*** Opening of MATERIAL PROVIDED ***
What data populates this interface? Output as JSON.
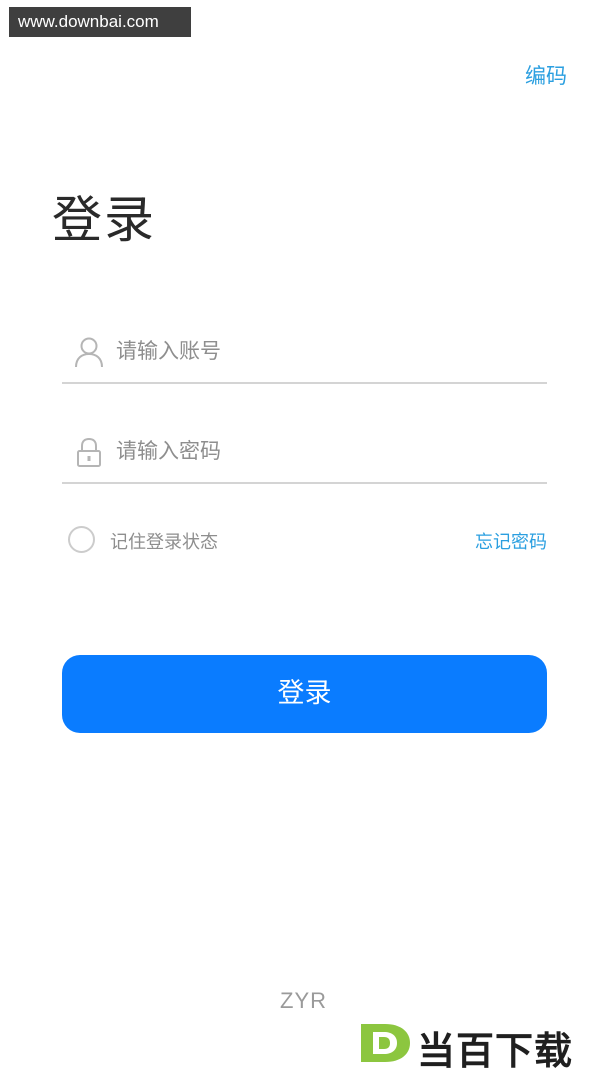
{
  "watermark": {
    "site": "www.downbai.com",
    "brand_name": "当百下载"
  },
  "header": {
    "encode_link": "编码"
  },
  "page": {
    "title": "登录"
  },
  "form": {
    "account_placeholder": "请输入账号",
    "account_icon": "user-icon",
    "password_placeholder": "请输入密码",
    "password_icon": "lock-icon",
    "remember_label": "记住登录状态",
    "remember_checked": false,
    "forgot_link": "忘记密码",
    "submit_label": "登录"
  },
  "footer": {
    "text": "ZYR"
  },
  "colors": {
    "accent_link": "#2b9fe0",
    "primary_button": "#0a7cff",
    "brand_green": "#8cc63f"
  }
}
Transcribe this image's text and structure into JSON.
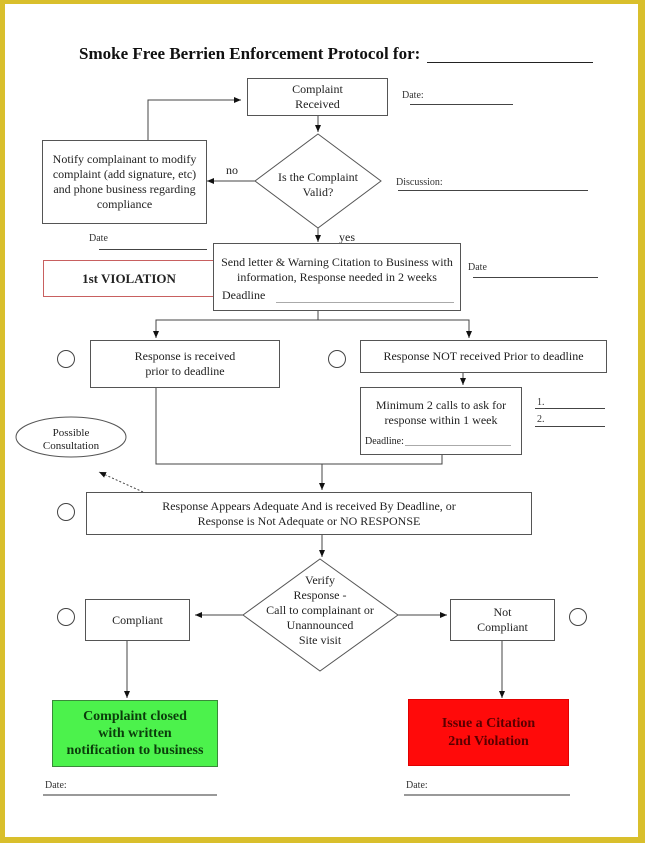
{
  "title": "Smoke Free Berrien Enforcement Protocol for:",
  "nodes": {
    "complaint_received": "Complaint\nReceived",
    "notify_complainant": "Notify complainant to modify complaint (add signature, etc) and phone business regarding compliance",
    "is_valid": "Is the Complaint\nValid?",
    "send_letter": "Send letter & Warning Citation to Business with information, Response needed in 2 weeks",
    "send_letter_deadline": "Deadline",
    "first_violation": "1st VIOLATION",
    "response_received": "Response is received\nprior to deadline",
    "response_not_received": "Response NOT received Prior to deadline",
    "min_calls": "Minimum 2 calls to ask for\nresponse within 1 week",
    "min_calls_deadline": "Deadline:",
    "possible_consultation": "Possible\nConsultation",
    "response_adequate": "Response Appears Adequate And is received By Deadline, or\nResponse is Not Adequate or NO RESPONSE",
    "verify_response": "Verify\nResponse -\nCall to complainant or\nUnannounced\nSite visit",
    "compliant": "Compliant",
    "not_compliant": "Not\nCompliant",
    "complaint_closed": "Complaint closed\nwith written\nnotification to business",
    "issue_citation": "Issue a Citation\n2nd Violation"
  },
  "edge_labels": {
    "no": "no",
    "yes": "yes"
  },
  "fields": {
    "date_top": "Date:",
    "discussion": "Discussion:",
    "date_left": "Date",
    "date_right": "Date",
    "call_1": "1.",
    "call_2": "2.",
    "date_bottom_left": "Date:",
    "date_bottom_right": "Date:"
  },
  "colors": {
    "frame": "#d9bf2c",
    "closed_fill": "#4cf24c",
    "closed_text": "#0b3d0b",
    "citation_fill": "#ff0a0a",
    "citation_text": "#5a0000",
    "violation_border": "#c86060"
  }
}
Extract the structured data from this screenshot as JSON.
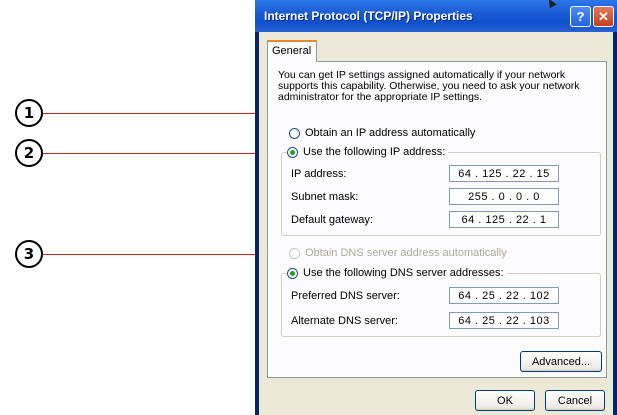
{
  "callouts": [
    "1",
    "2",
    "3"
  ],
  "dialog": {
    "title": "Internet Protocol (TCP/IP) Properties",
    "help_glyph": "?",
    "close_glyph": "✕",
    "tab_label": "General",
    "description": "You can get IP settings assigned automatically if your network supports this capability. Otherwise, you need to ask your network administrator for the appropriate IP settings.",
    "ip_auto_label": "Obtain an IP address automatically",
    "ip_manual_label": "Use the following IP address:",
    "ip_fields": [
      {
        "label": "IP address:",
        "value": "64 . 125 . 22 . 15"
      },
      {
        "label": "Subnet mask:",
        "value": "255 .  0  .  0  .  0"
      },
      {
        "label": "Default gateway:",
        "value": "64 . 125 . 22 .  1"
      }
    ],
    "dns_auto_label": "Obtain DNS server address automatically",
    "dns_manual_label": "Use the following DNS server addresses:",
    "dns_fields": [
      {
        "label": "Preferred DNS server:",
        "value": "64 . 25 . 22 . 102"
      },
      {
        "label": "Alternate DNS server:",
        "value": "64 . 25 . 22 . 103"
      }
    ],
    "advanced_button": "Advanced...",
    "ok_button": "OK",
    "cancel_button": "Cancel",
    "selected_ip_option": "manual",
    "selected_dns_option": "manual",
    "colors": {
      "title_bar": "#1d5fd6",
      "dialog_face": "#ece9d8",
      "callout_line": "#c62828",
      "radio_dot": "#21a121"
    }
  }
}
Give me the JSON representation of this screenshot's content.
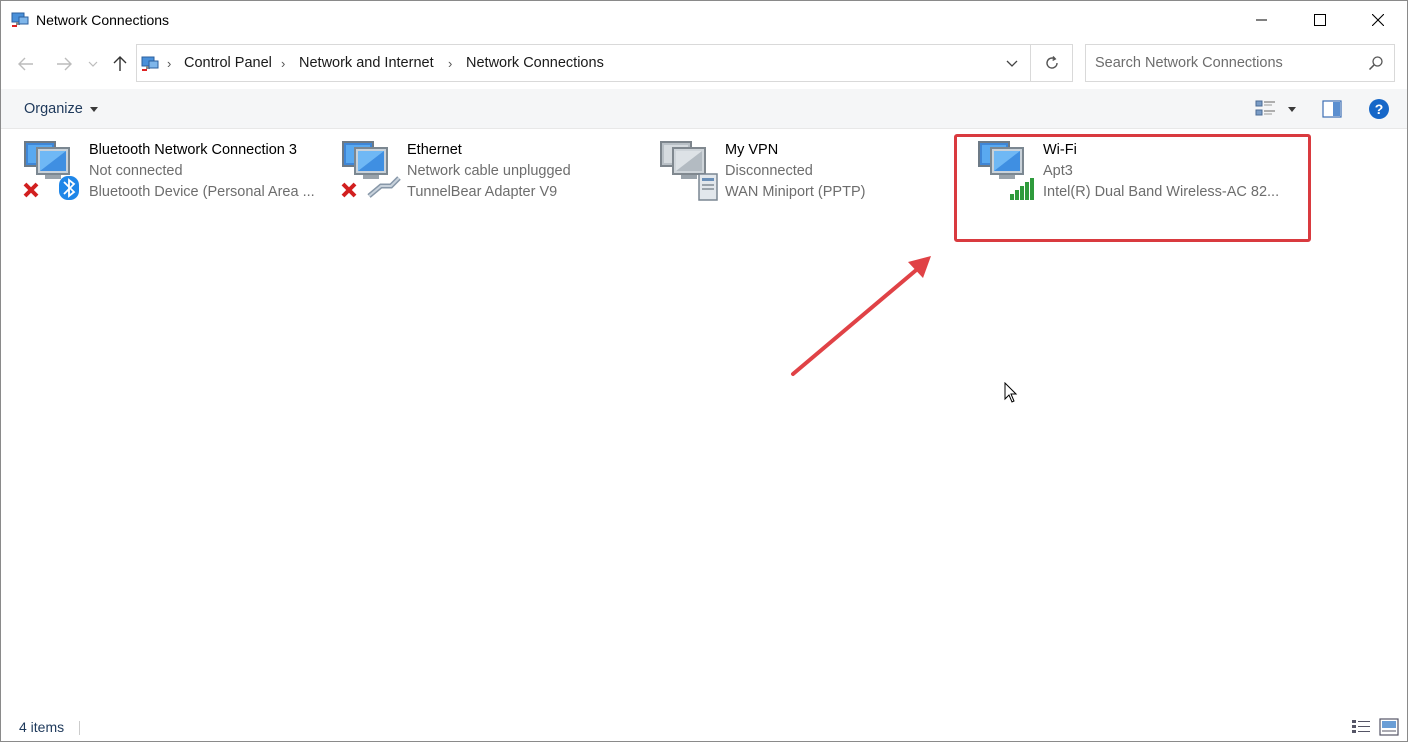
{
  "window": {
    "title": "Network Connections",
    "title_icon": "network-connections-icon"
  },
  "nav": {
    "breadcrumb": [
      "Control Panel",
      "Network and Internet",
      "Network Connections"
    ],
    "search_placeholder": "Search Network Connections"
  },
  "command_bar": {
    "organize_label": "Organize"
  },
  "connections": [
    {
      "name": "Bluetooth Network Connection 3",
      "status": "Not connected",
      "device": "Bluetooth Device (Personal Area ...",
      "icon": "bluetooth-network-icon",
      "state_badge": "disconnected-x-icon"
    },
    {
      "name": "Ethernet",
      "status": "Network cable unplugged",
      "device": "TunnelBear Adapter V9",
      "icon": "ethernet-network-icon",
      "state_badge": "disconnected-x-icon"
    },
    {
      "name": "My VPN",
      "status": "Disconnected",
      "device": "WAN Miniport (PPTP)",
      "icon": "vpn-network-icon"
    },
    {
      "name": "Wi-Fi",
      "status": "Apt3",
      "device": "Intel(R) Dual Band Wireless-AC 82...",
      "icon": "wifi-network-icon",
      "signal_bars": 5
    }
  ],
  "status_bar": {
    "item_count": "4 items"
  },
  "colors": {
    "highlight": "#d93a3f",
    "link_text": "#1e395b",
    "secondary_text": "#6d6d6d"
  }
}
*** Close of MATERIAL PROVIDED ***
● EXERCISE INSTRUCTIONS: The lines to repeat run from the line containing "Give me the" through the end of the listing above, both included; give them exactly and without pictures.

● WRITTEN ANSWER:
Give me the JSON representation of this screenshot's content.
{
  "window": {
    "title": "Network Connections",
    "title_icon": "network-connections-icon"
  },
  "nav": {
    "breadcrumb": [
      "Control Panel",
      "Network and Internet",
      "Network Connections"
    ],
    "search_placeholder": "Search Network Connections"
  },
  "command_bar": {
    "organize_label": "Organize"
  },
  "connections": [
    {
      "name": "Bluetooth Network Connection 3",
      "status": "Not connected",
      "device": "Bluetooth Device (Personal Area ...",
      "icon": "bluetooth-network-icon",
      "state_badge": "disconnected-x-icon"
    },
    {
      "name": "Ethernet",
      "status": "Network cable unplugged",
      "device": "TunnelBear Adapter V9",
      "icon": "ethernet-network-icon",
      "state_badge": "disconnected-x-icon"
    },
    {
      "name": "My VPN",
      "status": "Disconnected",
      "device": "WAN Miniport (PPTP)",
      "icon": "vpn-network-icon"
    },
    {
      "name": "Wi-Fi",
      "status": "Apt3",
      "device": "Intel(R) Dual Band Wireless-AC 82...",
      "icon": "wifi-network-icon",
      "signal_bars": 5
    }
  ],
  "status_bar": {
    "item_count": "4 items"
  },
  "colors": {
    "highlight": "#d93a3f",
    "link_text": "#1e395b",
    "secondary_text": "#6d6d6d"
  }
}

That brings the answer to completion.